*TASK INSTRUCTIONS*. Each line of the data must be written out again verbatim; no image belongs in the copy.

:::::

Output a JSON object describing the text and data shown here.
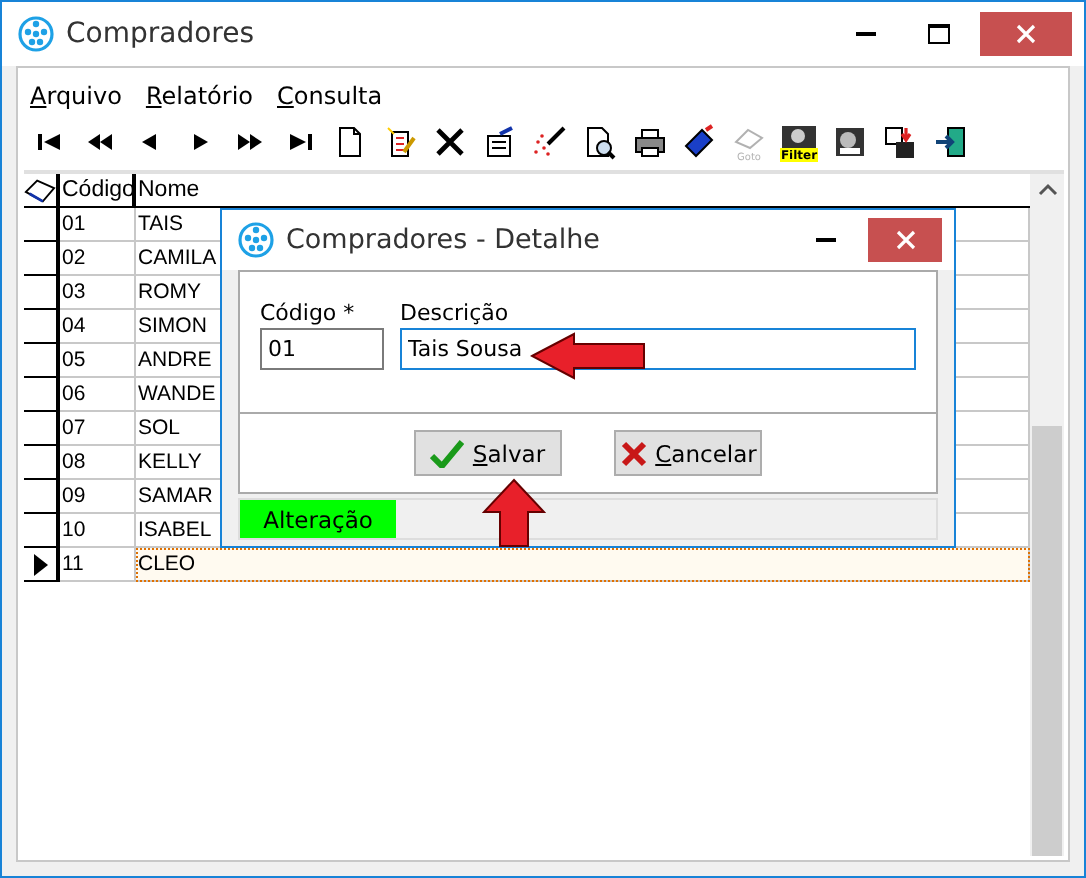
{
  "window": {
    "title": "Compradores"
  },
  "menu": [
    "Arquivo",
    "Relatório",
    "Consulta"
  ],
  "toolbar": [
    {
      "kind": "first"
    },
    {
      "kind": "prev-page"
    },
    {
      "kind": "prev"
    },
    {
      "kind": "next"
    },
    {
      "kind": "next-page"
    },
    {
      "kind": "last"
    },
    {
      "kind": "new"
    },
    {
      "kind": "edit"
    },
    {
      "kind": "delete"
    },
    {
      "kind": "properties"
    },
    {
      "kind": "wand"
    },
    {
      "kind": "preview"
    },
    {
      "kind": "print"
    },
    {
      "kind": "tag"
    },
    {
      "kind": "goto",
      "label": "Goto",
      "disabled": true
    },
    {
      "kind": "filter",
      "label": "Filter"
    },
    {
      "kind": "monitor"
    },
    {
      "kind": "save"
    },
    {
      "kind": "exit"
    }
  ],
  "grid": {
    "columns": [
      "Código",
      "Nome"
    ],
    "rows": [
      {
        "codigo": "01",
        "nome": "TAIS",
        "selected": false
      },
      {
        "codigo": "02",
        "nome": "CAMILA",
        "selected": false
      },
      {
        "codigo": "03",
        "nome": "ROMY",
        "selected": false
      },
      {
        "codigo": "04",
        "nome": "SIMON",
        "selected": false
      },
      {
        "codigo": "05",
        "nome": "ANDRE",
        "selected": false
      },
      {
        "codigo": "06",
        "nome": "WANDE",
        "selected": false
      },
      {
        "codigo": "07",
        "nome": "SOL",
        "selected": false
      },
      {
        "codigo": "08",
        "nome": "KELLY",
        "selected": false
      },
      {
        "codigo": "09",
        "nome": "SAMAR",
        "selected": false
      },
      {
        "codigo": "10",
        "nome": "ISABEL",
        "selected": false
      },
      {
        "codigo": "11",
        "nome": "CLEO",
        "selected": true
      }
    ]
  },
  "dialog": {
    "title": "Compradores - Detalhe",
    "fields": [
      {
        "label": "Código *",
        "value": "01"
      },
      {
        "label": "Descrição",
        "value": "Tais Sousa"
      }
    ],
    "buttons": [
      {
        "kind": "save",
        "label": "Salvar"
      },
      {
        "kind": "cancel",
        "label": "Cancelar"
      }
    ],
    "status": "Alteração"
  }
}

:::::

*ANSWER AREA*.
Output a JSON object describing the text and data shown here.
{
  "window": {
    "title": "Compradores"
  },
  "menu": [
    "Arquivo",
    "Relatório",
    "Consulta"
  ],
  "toolbar": [
    {
      "kind": "first"
    },
    {
      "kind": "prev-page"
    },
    {
      "kind": "prev"
    },
    {
      "kind": "next"
    },
    {
      "kind": "next-page"
    },
    {
      "kind": "last"
    },
    {
      "kind": "new"
    },
    {
      "kind": "edit"
    },
    {
      "kind": "delete"
    },
    {
      "kind": "properties"
    },
    {
      "kind": "wand"
    },
    {
      "kind": "preview"
    },
    {
      "kind": "print"
    },
    {
      "kind": "tag"
    },
    {
      "kind": "goto",
      "label": "Goto",
      "disabled": true
    },
    {
      "kind": "filter",
      "label": "Filter"
    },
    {
      "kind": "monitor"
    },
    {
      "kind": "save"
    },
    {
      "kind": "exit"
    }
  ],
  "grid": {
    "columns": [
      "Código",
      "Nome"
    ],
    "rows": [
      {
        "codigo": "01",
        "nome": "TAIS",
        "selected": false
      },
      {
        "codigo": "02",
        "nome": "CAMILA",
        "selected": false
      },
      {
        "codigo": "03",
        "nome": "ROMY",
        "selected": false
      },
      {
        "codigo": "04",
        "nome": "SIMON",
        "selected": false
      },
      {
        "codigo": "05",
        "nome": "ANDRE",
        "selected": false
      },
      {
        "codigo": "06",
        "nome": "WANDE",
        "selected": false
      },
      {
        "codigo": "07",
        "nome": "SOL",
        "selected": false
      },
      {
        "codigo": "08",
        "nome": "KELLY",
        "selected": false
      },
      {
        "codigo": "09",
        "nome": "SAMAR",
        "selected": false
      },
      {
        "codigo": "10",
        "nome": "ISABEL",
        "selected": false
      },
      {
        "codigo": "11",
        "nome": "CLEO",
        "selected": true
      }
    ]
  },
  "dialog": {
    "title": "Compradores - Detalhe",
    "fields": [
      {
        "label": "Código *",
        "value": "01"
      },
      {
        "label": "Descrição",
        "value": "Tais Sousa"
      }
    ],
    "buttons": [
      {
        "kind": "save",
        "label": "Salvar"
      },
      {
        "kind": "cancel",
        "label": "Cancelar"
      }
    ],
    "status": "Alteração"
  }
}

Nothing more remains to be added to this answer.